***** Exercise materials

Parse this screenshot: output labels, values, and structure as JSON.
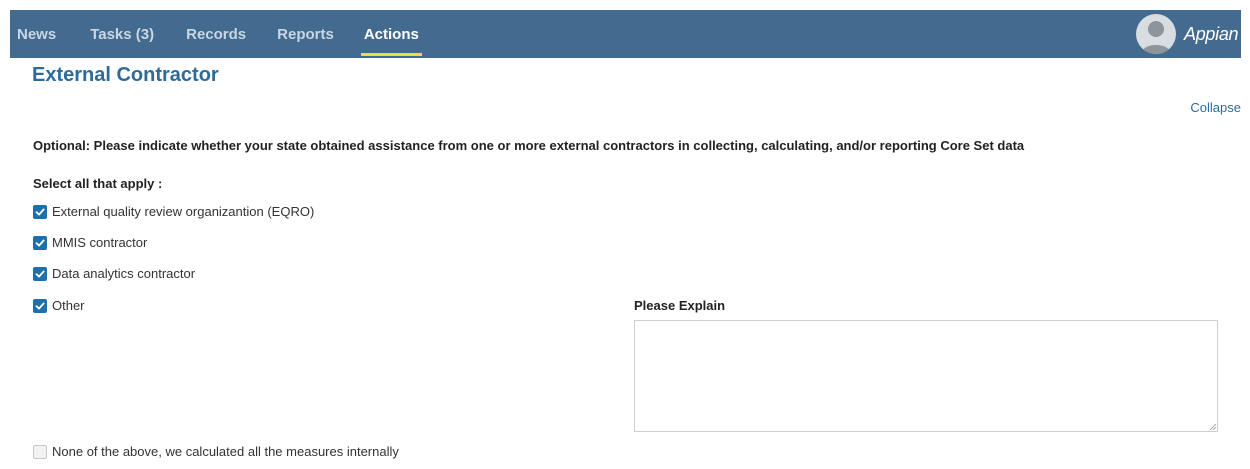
{
  "nav": {
    "tabs": [
      {
        "label": "News",
        "active": false
      },
      {
        "label": "Tasks (3)",
        "active": false
      },
      {
        "label": "Records",
        "active": false
      },
      {
        "label": "Reports",
        "active": false
      },
      {
        "label": "Actions",
        "active": true
      }
    ],
    "brand": "Appian",
    "avatar_icon": "user-avatar-icon"
  },
  "section": {
    "title": "External Contractor",
    "collapse_label": "Collapse",
    "question": "Optional: Please indicate whether your state obtained assistance from one or more external contractors in collecting, calculating, and/or reporting Core Set data",
    "select_label": "Select all that apply :",
    "options": [
      {
        "label": "External quality review organizantion (EQRO)",
        "checked": true
      },
      {
        "label": "MMIS contractor",
        "checked": true
      },
      {
        "label": "Data analytics contractor",
        "checked": true
      },
      {
        "label": "Other",
        "checked": true
      }
    ],
    "explain_label": "Please Explain",
    "explain_value": "",
    "none_option": {
      "label": "None of the above, we calculated all the measures internally",
      "checked": false
    }
  },
  "colors": {
    "header_bg": "#436a8f",
    "active_underline": "#f4d84a",
    "title_color": "#2e6b99",
    "checkbox_checked": "#1e6fae"
  }
}
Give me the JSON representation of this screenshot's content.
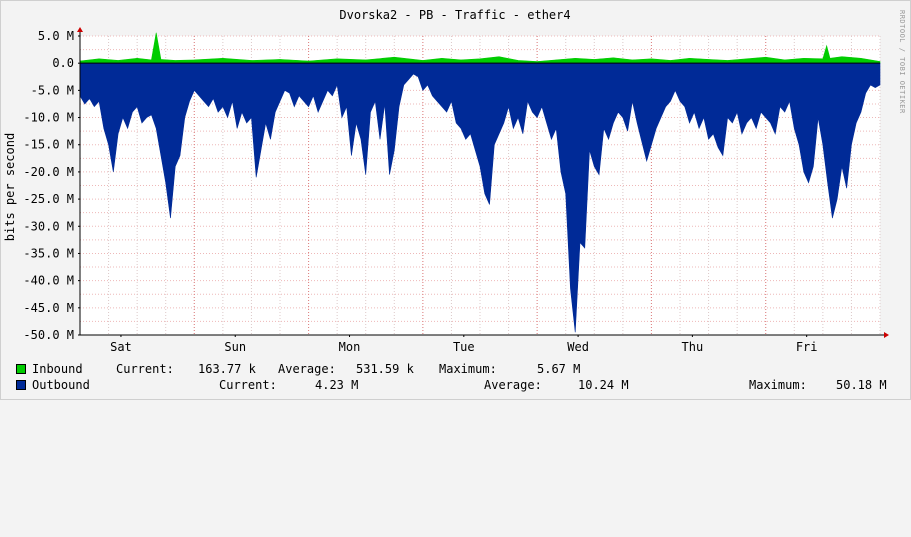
{
  "chart_data": {
    "type": "area",
    "title": "Dvorska2 - PB - Traffic - ether4",
    "ylabel": "bits per second",
    "watermark": "RRDTOOL / TOBI OETIKER",
    "ylim": [
      -50.0,
      5.0
    ],
    "yticks": [
      {
        "value": 5,
        "label": "5.0 M"
      },
      {
        "value": 0,
        "label": "0.0"
      },
      {
        "value": -5,
        "label": "-5.0 M"
      },
      {
        "value": -10,
        "label": "-10.0 M"
      },
      {
        "value": -15,
        "label": "-15.0 M"
      },
      {
        "value": -20,
        "label": "-20.0 M"
      },
      {
        "value": -25,
        "label": "-25.0 M"
      },
      {
        "value": -30,
        "label": "-30.0 M"
      },
      {
        "value": -35,
        "label": "-35.0 M"
      },
      {
        "value": -40,
        "label": "-40.0 M"
      },
      {
        "value": -45,
        "label": "-45.0 M"
      },
      {
        "value": -50,
        "label": "-50.0 M"
      }
    ],
    "xlim": [
      0,
      168
    ],
    "xticks": [
      {
        "value": 8.6,
        "label": "Sat"
      },
      {
        "value": 32.6,
        "label": "Sun"
      },
      {
        "value": 56.6,
        "label": "Mon"
      },
      {
        "value": 80.6,
        "label": "Tue"
      },
      {
        "value": 104.6,
        "label": "Wed"
      },
      {
        "value": 128.6,
        "label": "Thu"
      },
      {
        "value": 152.6,
        "label": "Fri"
      }
    ],
    "grid": true,
    "series": [
      {
        "name": "Inbound",
        "color": "#00cc00",
        "x": [
          0,
          4,
          8,
          12,
          15,
          16,
          17,
          20,
          24,
          30,
          36,
          42,
          48,
          54,
          60,
          66,
          72,
          76,
          80,
          84,
          88,
          92,
          96,
          100,
          104,
          108,
          112,
          116,
          120,
          124,
          128,
          132,
          136,
          140,
          144,
          148,
          152,
          156,
          156.8,
          157.5,
          160,
          164,
          168
        ],
        "values": [
          0.4,
          0.8,
          0.5,
          0.9,
          0.6,
          5.6,
          0.7,
          0.5,
          0.6,
          0.9,
          0.5,
          0.7,
          0.4,
          0.8,
          0.6,
          1.1,
          0.5,
          0.9,
          0.6,
          0.8,
          1.2,
          0.5,
          0.3,
          0.6,
          0.9,
          0.7,
          1.0,
          0.6,
          0.8,
          0.5,
          0.9,
          0.7,
          0.5,
          0.8,
          1.1,
          0.6,
          0.9,
          0.8,
          3.2,
          0.9,
          1.2,
          0.9,
          0.3
        ]
      },
      {
        "name": "Outbound",
        "color": "#002a97",
        "x": [
          0,
          1,
          2,
          3,
          4,
          5,
          6,
          7,
          8,
          9,
          10,
          11,
          12,
          13,
          14,
          15,
          16,
          17,
          18,
          19,
          20,
          21,
          22,
          23,
          24,
          25,
          26,
          27,
          28,
          29,
          30,
          31,
          32,
          33,
          34,
          35,
          36,
          37,
          38,
          39,
          40,
          41,
          42,
          43,
          44,
          45,
          46,
          47,
          48,
          49,
          50,
          51,
          52,
          53,
          54,
          55,
          56,
          57,
          58,
          59,
          60,
          61,
          62,
          63,
          64,
          65,
          66,
          67,
          68,
          69,
          70,
          71,
          72,
          73,
          74,
          75,
          76,
          77,
          78,
          79,
          80,
          81,
          82,
          83,
          84,
          85,
          86,
          87,
          88,
          89,
          90,
          91,
          92,
          93,
          94,
          95,
          96,
          97,
          98,
          99,
          100,
          101,
          102,
          103,
          104,
          105,
          106,
          107,
          108,
          109,
          110,
          111,
          112,
          113,
          114,
          115,
          116,
          117,
          118,
          119,
          120,
          121,
          122,
          123,
          124,
          125,
          126,
          127,
          128,
          129,
          130,
          131,
          132,
          133,
          134,
          135,
          136,
          137,
          138,
          139,
          140,
          141,
          142,
          143,
          144,
          145,
          146,
          147,
          148,
          149,
          150,
          151,
          152,
          153,
          154,
          155,
          156,
          157,
          158,
          159,
          160,
          161,
          162,
          163,
          164,
          165,
          166,
          167,
          168
        ],
        "values": [
          -6,
          -7.5,
          -6.5,
          -8,
          -7,
          -12,
          -15,
          -20,
          -13,
          -10,
          -12,
          -9,
          -8,
          -11,
          -10,
          -9.5,
          -12,
          -17,
          -22,
          -28.5,
          -19,
          -17,
          -10,
          -7,
          -5,
          -6,
          -7,
          -8,
          -6.5,
          -9,
          -8,
          -10,
          -7,
          -12,
          -9,
          -11,
          -10,
          -21,
          -16,
          -11,
          -14,
          -9,
          -7,
          -5,
          -5.5,
          -8,
          -6,
          -7,
          -8,
          -6,
          -9,
          -7,
          -5,
          -6,
          -4,
          -10,
          -8,
          -17,
          -11,
          -14,
          -20.5,
          -9,
          -7,
          -14,
          -7.5,
          -20.5,
          -16,
          -8,
          -4,
          -3,
          -2,
          -2.5,
          -5,
          -4,
          -6,
          -7,
          -8,
          -9,
          -7,
          -11,
          -12,
          -14,
          -13,
          -16,
          -19,
          -24,
          -26,
          -15,
          -13,
          -11,
          -8,
          -12,
          -10,
          -13,
          -7,
          -9,
          -10,
          -8,
          -11,
          -14,
          -12,
          -20,
          -24,
          -41.5,
          -49.5,
          -33,
          -34,
          -16,
          -19,
          -20.5,
          -12,
          -14,
          -11,
          -9,
          -10,
          -12.5,
          -7,
          -11,
          -14.5,
          -18,
          -15,
          -12,
          -10,
          -8,
          -7,
          -5,
          -7,
          -8,
          -11,
          -9,
          -12,
          -10,
          -14,
          -13,
          -15.5,
          -17,
          -10,
          -11,
          -9,
          -13,
          -11,
          -10,
          -12,
          -9,
          -10,
          -11,
          -13,
          -8,
          -9,
          -7,
          -12,
          -15,
          -20,
          -22,
          -19,
          -10,
          -15,
          -22,
          -28.5,
          -25,
          -19,
          -23,
          -15,
          -11,
          -9,
          -5.5,
          -4,
          -4.5,
          -4
        ]
      }
    ]
  },
  "legend": {
    "rows": [
      {
        "name": "Inbound",
        "color": "#00cc00",
        "current_label": "Current:",
        "current_value": "163.77 k",
        "average_label": "Average:",
        "average_value": "531.59 k",
        "maximum_label": "Maximum:",
        "maximum_value": "5.67 M"
      },
      {
        "name": "Outbound",
        "color": "#002a97",
        "current_label": "Current:",
        "current_value": "4.23 M",
        "average_label": "Average:",
        "average_value": "10.24 M",
        "maximum_label": "Maximum:",
        "maximum_value": "50.18 M"
      }
    ]
  }
}
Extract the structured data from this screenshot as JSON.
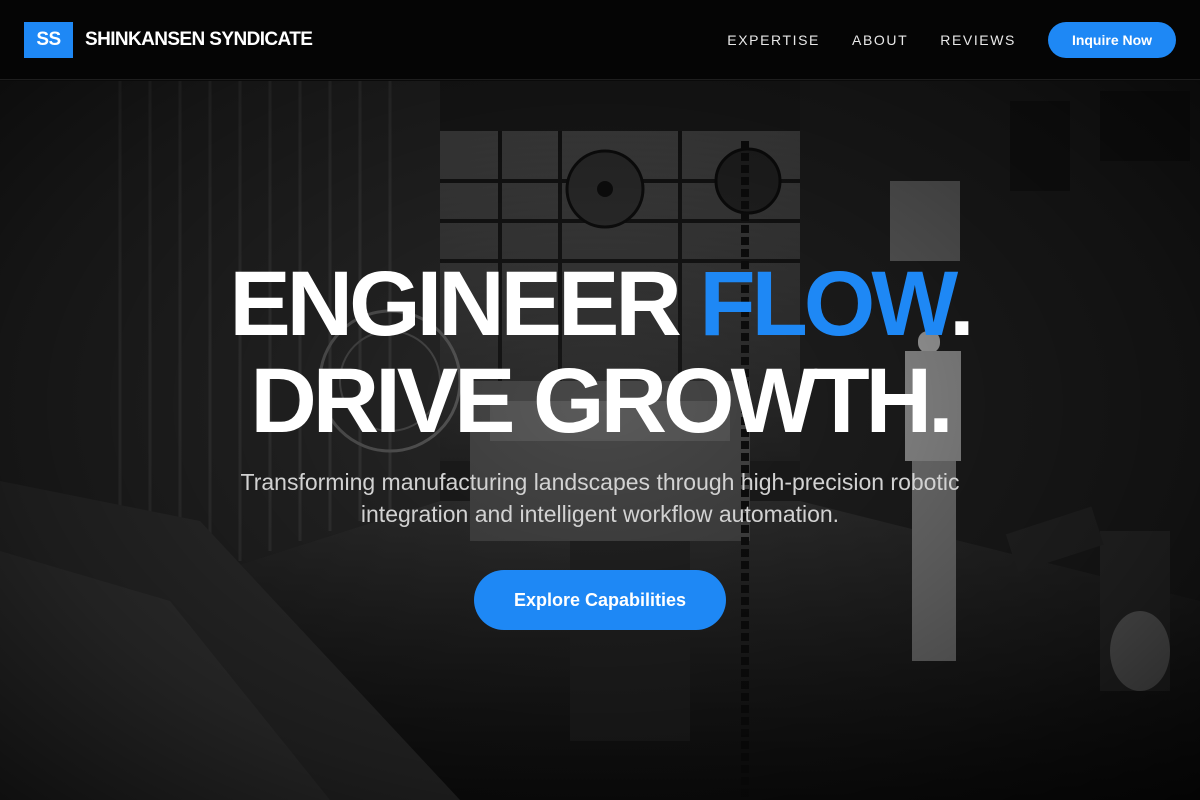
{
  "brand": {
    "logo_initials": "SS",
    "name": "SHINKANSEN SYNDICATE"
  },
  "nav": {
    "items": [
      {
        "label": "EXPERTISE"
      },
      {
        "label": "ABOUT"
      },
      {
        "label": "REVIEWS"
      }
    ],
    "cta_label": "Inquire Now"
  },
  "hero": {
    "headline_line1_part1": "ENGINEER ",
    "headline_line1_accent": "FLOW",
    "headline_line1_part2": ".",
    "headline_line2": "DRIVE GROWTH.",
    "subtitle": "Transforming manufacturing landscapes through high-precision robotic integration and intelligent workflow automation.",
    "cta_label": "Explore Capabilities",
    "background_image": "industrial-workshop-photo"
  },
  "colors": {
    "accent": "#1e88f5",
    "header_bg": "#050505",
    "text": "#ffffff",
    "subtitle": "#d2d2d2"
  }
}
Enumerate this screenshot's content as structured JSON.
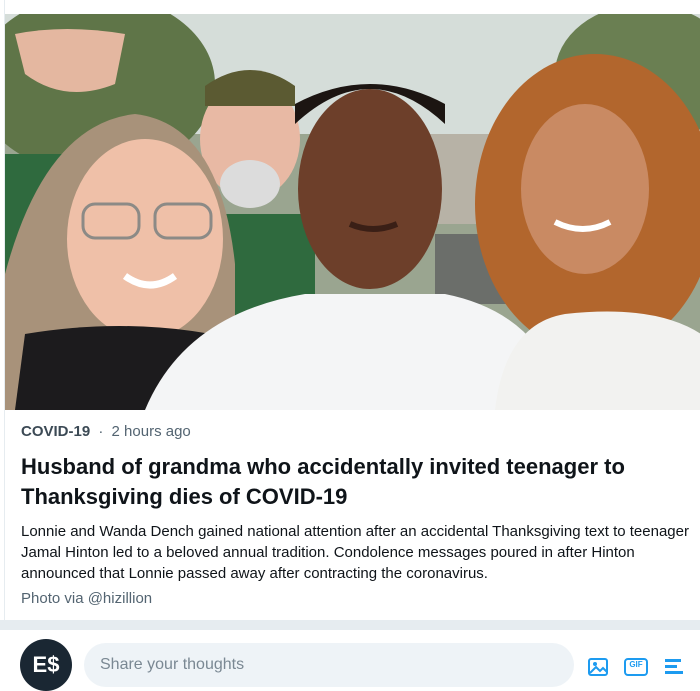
{
  "article": {
    "category": "COVID-19",
    "separator": "·",
    "time": "2 hours ago",
    "headline": "Husband of grandma who accidentally invited teenager to Thanksgiving dies of COVID-19",
    "summary": "Lonnie and Wanda Dench gained national attention after an accidental Thanksgiving text to teenager Jamal Hinton led to a beloved annual tradition. Condolence messages poured in after Hinton announced that Lonnie passed away after contracting the coronavirus.",
    "credit": "Photo via @hizillion"
  },
  "composer": {
    "avatar_text": "E$",
    "placeholder": "Share your thoughts",
    "tools": [
      "image-icon",
      "gif-icon",
      "poll-icon"
    ],
    "gif_label": "GIF"
  },
  "colors": {
    "accent": "#1d9bf0",
    "divider": "#e6ecf0",
    "input_bg": "#eef3f7"
  }
}
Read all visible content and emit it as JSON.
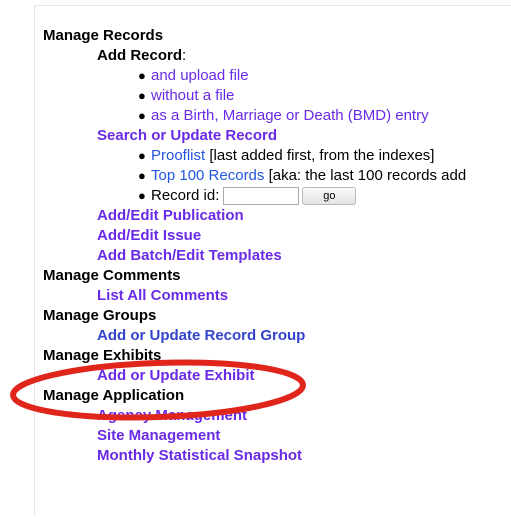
{
  "menu": {
    "records": {
      "heading": "Manage Records",
      "add_label": "Add Record",
      "add_colon": ":",
      "add_items": [
        "and upload file",
        "without a file",
        "as a Birth, Marriage or Death (BMD) entry"
      ],
      "search_label": "Search or Update Record",
      "prooflist_link": "Prooflist",
      "prooflist_note": " [last added first, from the indexes]",
      "top100_link": "Top 100 Records",
      "top100_note": " [aka: the last 100 records add",
      "record_id_label": "Record id:",
      "record_id_value": "",
      "go_label": "go",
      "publication": "Add/Edit Publication",
      "issue": "Add/Edit Issue",
      "batch": "Add Batch/Edit Templates"
    },
    "comments": {
      "heading": "Manage Comments",
      "list": "List All Comments"
    },
    "groups": {
      "heading": "Manage Groups",
      "add": "Add or Update Record Group"
    },
    "exhibits": {
      "heading": "Manage Exhibits",
      "add": "Add or Update Exhibit"
    },
    "application": {
      "heading": "Manage Application",
      "agency": "Agency Management",
      "site": "Site Management",
      "snapshot": "Monthly Statistical Snapshot"
    }
  },
  "annotation": {
    "color": "#e0251b"
  }
}
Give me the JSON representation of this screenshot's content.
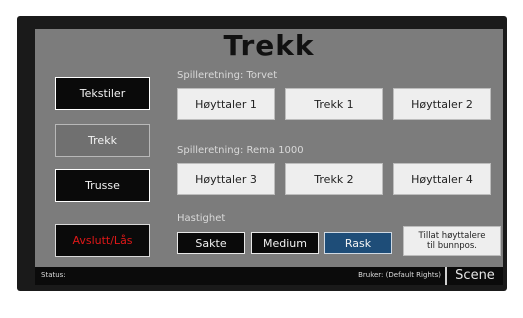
{
  "title": "Trekk",
  "sidebar": {
    "items": [
      {
        "label": "Tekstiler"
      },
      {
        "label": "Trekk"
      },
      {
        "label": "Trusse"
      },
      {
        "label": "Avslutt/Lås"
      }
    ]
  },
  "section1": {
    "label": "Spilleretning: Torvet",
    "buttons": [
      "Høyttaler 1",
      "Trekk 1",
      "Høyttaler 2"
    ]
  },
  "section2": {
    "label": "Spilleretning: Rema 1000",
    "buttons": [
      "Høyttaler 3",
      "Trekk 2",
      "Høyttaler 4"
    ]
  },
  "speed": {
    "label": "Hastighet",
    "options": [
      "Sakte",
      "Medium",
      "Rask"
    ],
    "selected": "Rask"
  },
  "allow_button": {
    "line1": "Tillat høyttalere",
    "line2": "til bunnpos."
  },
  "status_bar": {
    "status_label": "Status:",
    "user_text": "Bruker: (Default Rights)",
    "scene_label": "Scene"
  },
  "colors": {
    "panel": "#7c7c7c",
    "exit_text": "#e01818",
    "speed_active": "#1e4d78"
  }
}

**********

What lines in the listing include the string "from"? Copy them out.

* **Problem solution**:
    "question": "Optional: Please indicate whether your state obtained assistance from one or more external contractors in collecting, calculating, and/or reporting Core Set data",
Extract the structured data from this screenshot as JSON.
      "prooflist_note": " [last added first, from the indexes]",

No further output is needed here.